Segment Start: GIVEN DATA

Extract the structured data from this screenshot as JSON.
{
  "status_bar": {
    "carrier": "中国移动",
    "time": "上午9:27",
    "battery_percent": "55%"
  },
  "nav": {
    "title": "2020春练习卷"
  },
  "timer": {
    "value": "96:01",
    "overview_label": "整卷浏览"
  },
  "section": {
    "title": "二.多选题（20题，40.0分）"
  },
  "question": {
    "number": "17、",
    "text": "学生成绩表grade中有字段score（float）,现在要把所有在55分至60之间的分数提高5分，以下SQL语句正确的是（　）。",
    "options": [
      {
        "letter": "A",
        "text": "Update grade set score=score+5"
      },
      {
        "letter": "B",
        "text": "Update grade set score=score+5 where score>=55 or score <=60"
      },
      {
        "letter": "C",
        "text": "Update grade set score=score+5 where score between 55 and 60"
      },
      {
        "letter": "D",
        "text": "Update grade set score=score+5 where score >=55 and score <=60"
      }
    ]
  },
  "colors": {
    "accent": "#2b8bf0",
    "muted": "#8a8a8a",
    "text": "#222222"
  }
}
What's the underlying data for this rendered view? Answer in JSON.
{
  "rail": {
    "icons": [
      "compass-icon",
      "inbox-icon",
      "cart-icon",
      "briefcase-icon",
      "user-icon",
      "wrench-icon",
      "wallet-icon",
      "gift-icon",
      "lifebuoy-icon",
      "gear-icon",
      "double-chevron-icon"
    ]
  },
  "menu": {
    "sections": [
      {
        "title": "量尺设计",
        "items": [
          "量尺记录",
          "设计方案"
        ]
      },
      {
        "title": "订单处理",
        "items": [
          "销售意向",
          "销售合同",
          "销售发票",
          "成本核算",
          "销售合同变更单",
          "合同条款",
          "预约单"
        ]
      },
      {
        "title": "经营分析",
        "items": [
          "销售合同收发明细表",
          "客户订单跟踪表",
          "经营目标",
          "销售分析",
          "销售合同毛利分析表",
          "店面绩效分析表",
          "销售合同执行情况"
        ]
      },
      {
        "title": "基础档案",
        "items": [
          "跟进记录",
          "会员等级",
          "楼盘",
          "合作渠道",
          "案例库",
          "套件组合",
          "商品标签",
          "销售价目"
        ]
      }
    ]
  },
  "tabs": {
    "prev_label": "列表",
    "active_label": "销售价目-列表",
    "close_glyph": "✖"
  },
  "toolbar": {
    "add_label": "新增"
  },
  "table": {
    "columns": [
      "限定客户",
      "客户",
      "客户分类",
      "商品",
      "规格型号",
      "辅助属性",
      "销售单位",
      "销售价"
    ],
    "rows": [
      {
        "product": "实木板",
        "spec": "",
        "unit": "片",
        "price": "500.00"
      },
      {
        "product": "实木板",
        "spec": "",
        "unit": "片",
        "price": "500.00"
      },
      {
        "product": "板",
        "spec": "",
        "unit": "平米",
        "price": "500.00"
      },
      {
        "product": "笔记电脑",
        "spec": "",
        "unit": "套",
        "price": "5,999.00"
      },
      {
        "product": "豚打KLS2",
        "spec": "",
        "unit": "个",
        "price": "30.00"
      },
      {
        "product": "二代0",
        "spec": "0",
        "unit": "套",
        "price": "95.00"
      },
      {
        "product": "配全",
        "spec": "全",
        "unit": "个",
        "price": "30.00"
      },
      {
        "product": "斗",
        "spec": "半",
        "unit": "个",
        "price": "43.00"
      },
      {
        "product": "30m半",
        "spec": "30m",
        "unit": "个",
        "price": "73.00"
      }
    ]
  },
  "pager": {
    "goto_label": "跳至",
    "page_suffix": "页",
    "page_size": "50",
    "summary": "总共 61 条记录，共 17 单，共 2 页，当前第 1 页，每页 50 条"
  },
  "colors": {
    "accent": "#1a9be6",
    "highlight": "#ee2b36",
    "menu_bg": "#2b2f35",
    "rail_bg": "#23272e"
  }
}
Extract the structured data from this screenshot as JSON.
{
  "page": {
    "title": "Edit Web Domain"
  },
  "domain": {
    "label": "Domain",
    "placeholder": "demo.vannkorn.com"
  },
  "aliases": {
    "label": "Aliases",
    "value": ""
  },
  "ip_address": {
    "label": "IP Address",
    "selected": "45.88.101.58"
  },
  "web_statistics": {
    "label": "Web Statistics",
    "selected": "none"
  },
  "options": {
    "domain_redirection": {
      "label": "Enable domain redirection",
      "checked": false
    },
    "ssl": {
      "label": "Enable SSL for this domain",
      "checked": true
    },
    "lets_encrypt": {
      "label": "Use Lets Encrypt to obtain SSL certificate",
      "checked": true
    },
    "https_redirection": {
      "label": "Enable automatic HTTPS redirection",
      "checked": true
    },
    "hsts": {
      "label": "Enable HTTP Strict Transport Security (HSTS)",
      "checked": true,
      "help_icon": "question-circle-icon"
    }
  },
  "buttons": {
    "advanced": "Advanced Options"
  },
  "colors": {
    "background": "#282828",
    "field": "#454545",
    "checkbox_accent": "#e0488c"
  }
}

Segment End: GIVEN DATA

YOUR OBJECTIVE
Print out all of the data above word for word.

WRITTEN REPLY
Extract the structured data from this screenshot as JSON.
{
  "status_bar": {
    "carrier": "中国移动",
    "time": "上午9:27",
    "battery_percent": "55%"
  },
  "nav": {
    "title": "2020春练习卷"
  },
  "timer": {
    "value": "96:01",
    "overview_label": "整卷浏览"
  },
  "section": {
    "title": "二.多选题（20题，40.0分）"
  },
  "question": {
    "number": "17、",
    "text": "学生成绩表grade中有字段score（float）,现在要把所有在55分至60之间的分数提高5分，以下SQL语句正确的是（　）。",
    "options": [
      {
        "letter": "A",
        "text": "Update grade set score=score+5"
      },
      {
        "letter": "B",
        "text": "Update grade set score=score+5 where score>=55 or score <=60"
      },
      {
        "letter": "C",
        "text": "Update grade set score=score+5 where score between 55 and 60"
      },
      {
        "letter": "D",
        "text": "Update grade set score=score+5 where score >=55 and score <=60"
      }
    ]
  },
  "colors": {
    "accent": "#2b8bf0",
    "muted": "#8a8a8a",
    "text": "#222222"
  }
}
What's the underlying data for this rendered view? Answer in JSON.
{
  "rail": {
    "icons": [
      "compass-icon",
      "inbox-icon",
      "cart-icon",
      "briefcase-icon",
      "user-icon",
      "wrench-icon",
      "wallet-icon",
      "gift-icon",
      "lifebuoy-icon",
      "gear-icon",
      "double-chevron-icon"
    ]
  },
  "menu": {
    "sections": [
      {
        "title": "量尺设计",
        "items": [
          "量尺记录",
          "设计方案"
        ]
      },
      {
        "title": "订单处理",
        "items": [
          "销售意向",
          "销售合同",
          "销售发票",
          "成本核算",
          "销售合同变更单",
          "合同条款",
          "预约单"
        ]
      },
      {
        "title": "经营分析",
        "items": [
          "销售合同收发明细表",
          "客户订单跟踪表",
          "经营目标",
          "销售分析",
          "销售合同毛利分析表",
          "店面绩效分析表",
          "销售合同执行情况"
        ]
      },
      {
        "title": "基础档案",
        "items": [
          "跟进记录",
          "会员等级",
          "楼盘",
          "合作渠道",
          "案例库",
          "套件组合",
          "商品标签",
          "销售价目"
        ]
      }
    ]
  },
  "tabs": {
    "prev_label": "列表",
    "active_label": "销售价目-列表",
    "close_glyph": "✖"
  },
  "toolbar": {
    "add_label": "新增"
  },
  "table": {
    "columns": [
      "限定客户",
      "客户",
      "客户分类",
      "商品",
      "规格型号",
      "辅助属性",
      "销售单位",
      "销售价"
    ],
    "rows": [
      {
        "product": "实木板",
        "spec": "",
        "unit": "片",
        "price": "500.00"
      },
      {
        "product": "实木板",
        "spec": "",
        "unit": "片",
        "price": "500.00"
      },
      {
        "product": "板",
        "spec": "",
        "unit": "平米",
        "price": "500.00"
      },
      {
        "product": "笔记电脑",
        "spec": "",
        "unit": "套",
        "price": "5,999.00"
      },
      {
        "product": "豚打KLS2",
        "spec": "",
        "unit": "个",
        "price": "30.00"
      },
      {
        "product": "二代0",
        "spec": "0",
        "unit": "套",
        "price": "95.00"
      },
      {
        "product": "配全",
        "spec": "全",
        "unit": "个",
        "price": "30.00"
      },
      {
        "product": "斗",
        "spec": "半",
        "unit": "个",
        "price": "43.00"
      },
      {
        "product": "30m半",
        "spec": "30m",
        "unit": "个",
        "price": "73.00"
      }
    ]
  },
  "pager": {
    "goto_label": "跳至",
    "page_suffix": "页",
    "page_size": "50",
    "summary": "总共 61 条记录，共 17 单，共 2 页，当前第 1 页，每页 50 条"
  },
  "colors": {
    "accent": "#1a9be6",
    "highlight": "#ee2b36",
    "menu_bg": "#2b2f35",
    "rail_bg": "#23272e"
  }
}
Extract the structured data from this screenshot as JSON.
{
  "page": {
    "title": "Edit Web Domain"
  },
  "domain": {
    "label": "Domain",
    "placeholder": "demo.vannkorn.com"
  },
  "aliases": {
    "label": "Aliases",
    "value": ""
  },
  "ip_address": {
    "label": "IP Address",
    "selected": "45.88.101.58"
  },
  "web_statistics": {
    "label": "Web Statistics",
    "selected": "none"
  },
  "options": {
    "domain_redirection": {
      "label": "Enable domain redirection",
      "checked": false
    },
    "ssl": {
      "label": "Enable SSL for this domain",
      "checked": true
    },
    "lets_encrypt": {
      "label": "Use Lets Encrypt to obtain SSL certificate",
      "checked": true
    },
    "https_redirection": {
      "label": "Enable automatic HTTPS redirection",
      "checked": true
    },
    "hsts": {
      "label": "Enable HTTP Strict Transport Security (HSTS)",
      "checked": true,
      "help_icon": "question-circle-icon"
    }
  },
  "buttons": {
    "advanced": "Advanced Options"
  },
  "colors": {
    "background": "#282828",
    "field": "#454545",
    "checkbox_accent": "#e0488c"
  }
}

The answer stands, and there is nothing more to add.